• _WHAT TO PRODUCE_
Go line by line through the entries below and copy those containing the string "media".

• _TASK DATA_
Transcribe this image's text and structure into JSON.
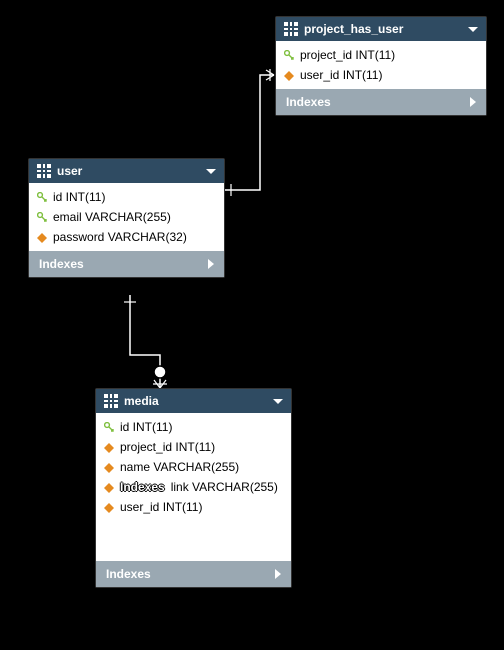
{
  "tables": {
    "project_has_user": {
      "title": "project_has_user",
      "columns": [
        {
          "icon": "key",
          "name": "project_id INT(11)"
        },
        {
          "icon": "diamond",
          "name": "user_id INT(11)"
        }
      ],
      "indexes_label": "Indexes"
    },
    "user": {
      "title": "user",
      "columns": [
        {
          "icon": "key",
          "name": "id INT(11)"
        },
        {
          "icon": "key",
          "name": "email VARCHAR(255)"
        },
        {
          "icon": "diamond",
          "name": "password VARCHAR(32)"
        }
      ],
      "indexes_label": "Indexes"
    },
    "media": {
      "title": "media",
      "columns": [
        {
          "icon": "key",
          "name": "id INT(11)"
        },
        {
          "icon": "diamond",
          "name": "project_id INT(11)"
        },
        {
          "icon": "diamond",
          "name": "name VARCHAR(255)"
        },
        {
          "icon": "diamond",
          "name": "link VARCHAR(255)"
        },
        {
          "icon": "diamond",
          "name": "user_id INT(11)"
        }
      ],
      "indexes_inline": "Indexes",
      "indexes_label": "Indexes"
    }
  },
  "chart_data": {
    "type": "table",
    "description": "Database schema (ER diagram) with three tables and relationships",
    "entities": [
      {
        "name": "project_has_user",
        "columns": [
          {
            "name": "project_id",
            "type": "INT(11)",
            "key": "PK"
          },
          {
            "name": "user_id",
            "type": "INT(11)",
            "key": "FK"
          }
        ]
      },
      {
        "name": "user",
        "columns": [
          {
            "name": "id",
            "type": "INT(11)",
            "key": "PK"
          },
          {
            "name": "email",
            "type": "VARCHAR(255)",
            "key": "UNIQUE"
          },
          {
            "name": "password",
            "type": "VARCHAR(32)"
          }
        ]
      },
      {
        "name": "media",
        "columns": [
          {
            "name": "id",
            "type": "INT(11)",
            "key": "PK"
          },
          {
            "name": "project_id",
            "type": "INT(11)",
            "key": "FK"
          },
          {
            "name": "name",
            "type": "VARCHAR(255)"
          },
          {
            "name": "link",
            "type": "VARCHAR(255)"
          },
          {
            "name": "user_id",
            "type": "INT(11)",
            "key": "FK"
          }
        ]
      }
    ],
    "relationships": [
      {
        "from": "user",
        "to": "project_has_user",
        "type": "one-to-many"
      },
      {
        "from": "user",
        "to": "media",
        "type": "one-to-many"
      }
    ]
  }
}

• _SOLUTION TO THIS TASK_
    "media": {
      "title": "media",
        "name": "media",
        "to": "media",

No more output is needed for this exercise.